The music industry has undergone a remarkable transformation over the years, propelled by advancements in technology, changes in consumer behavior, and globalization. From vinyl records and cassette tapes to digital downloads and streaming services, the world of music business has witnessed significant developments. This article delves into the evolution of the global music business, exploring key milestones and the factors driving its growth.
The Era of Physical Formats
The music business has its roots in physical formats, with vinyl records, cassette tapes, and compact discs dominating the market for decades. Record labels played a pivotal role in producing, distributing, and promoting music. Artists relied on record deals to gain exposure and reach a broader audience. However, the sale of physical formats gradually declined with the emergence of digital technology.
The Digital Revolution
The advent of digital technology revolutionized the music business. The launch of MP3 files and file-sharing platforms in the late 1990s and early 2000s changed the way people consumed music. The ease of downloading and sharing music files led to a surge in online piracy, posing significant challenges to the industry. Record labels and artists had to adapt to this new landscape by exploring legal digital distribution methods and finding ways to monetize their music online.
The Rise of Online Music Platforms
Online music platforms played a pivotal role in shaping the modern music industry. Platforms like iTunes, launched by Apple in 2003, offered legal digital music downloads, providing a new revenue stream for artists and labels. The introduction of legal streaming services, such as Spotify, Pandora, and Apple Music, further transformed the music business. Streaming services provided users with access to vast music libraries for a monthly subscription fee or with limited advertising. This model proved to be a game-changer, as it significantly reduced piracy and encouraged music consumption through legitimate channels.
Globalization and Accessible Distribution
The internet and digital technology have enabled the global distribution of music like never before. Artists from around the world can now reach an international audience without the need for extensive physical distribution networks. Social media and online platforms have become powerful tools for artists to promote their music and engage with fans globally. This globalization has led to a rich and diverse musical landscape, with genres and artists from various cultures finding global recognition.
Independent and DIY Music
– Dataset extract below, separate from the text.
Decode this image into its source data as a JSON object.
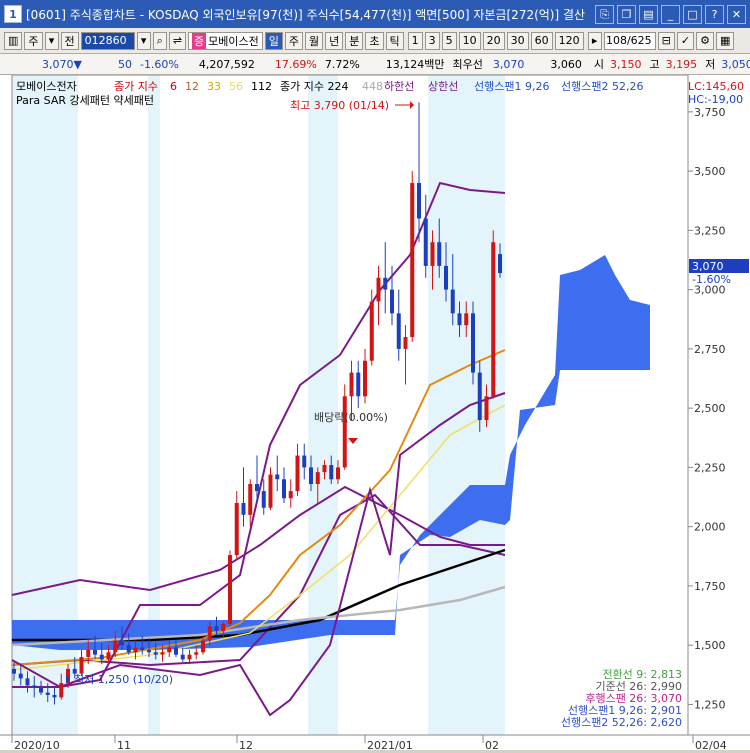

The digital age has also empowered independent artists and Do-It-Yourself (DIY) musicians. With online distribution platforms and social media marketing, artists can release and promote their music independently, bypassing traditional record labels. This newfound autonomy has given rise to a vibrant indie music scene, where artists can maintain creative control over their work and build dedicated fan bases.
Live Music and Touring
Live music and touring have become increasingly crucial for artists and the music business. As revenue from physical sales declined, artists relied more on ticket sales and merchandise from live performances. Major music festivals and concert tours have become major revenue generators for the industry, creating immersive experiences for fans and promoting music discovery.
The Future of the Music Business
The future of the music business promises further innovations and developments. As technology continues to evolve, the music industry will likely witness advancements in virtual reality concerts, artificial intelligence-driven music curation, and new interactive music formats. Additionally, the business models may continue to shift, driven by changing consumer preferences and industry dynamics.
The evolution of the global music business reflects the adaptability and resilience of the industry. From physical formats to digital downloads and streaming services, the music business has embraced technological advancements to cater to the evolving needs of music consumers. Globalization has opened up new opportunities for artists to reach international audiences, and independent musicians have gained newfound freedom and creative control. As the music business continues to evolve, it will remain an integral part of global culture, shaping the way we experience and enjoy music for generations to come.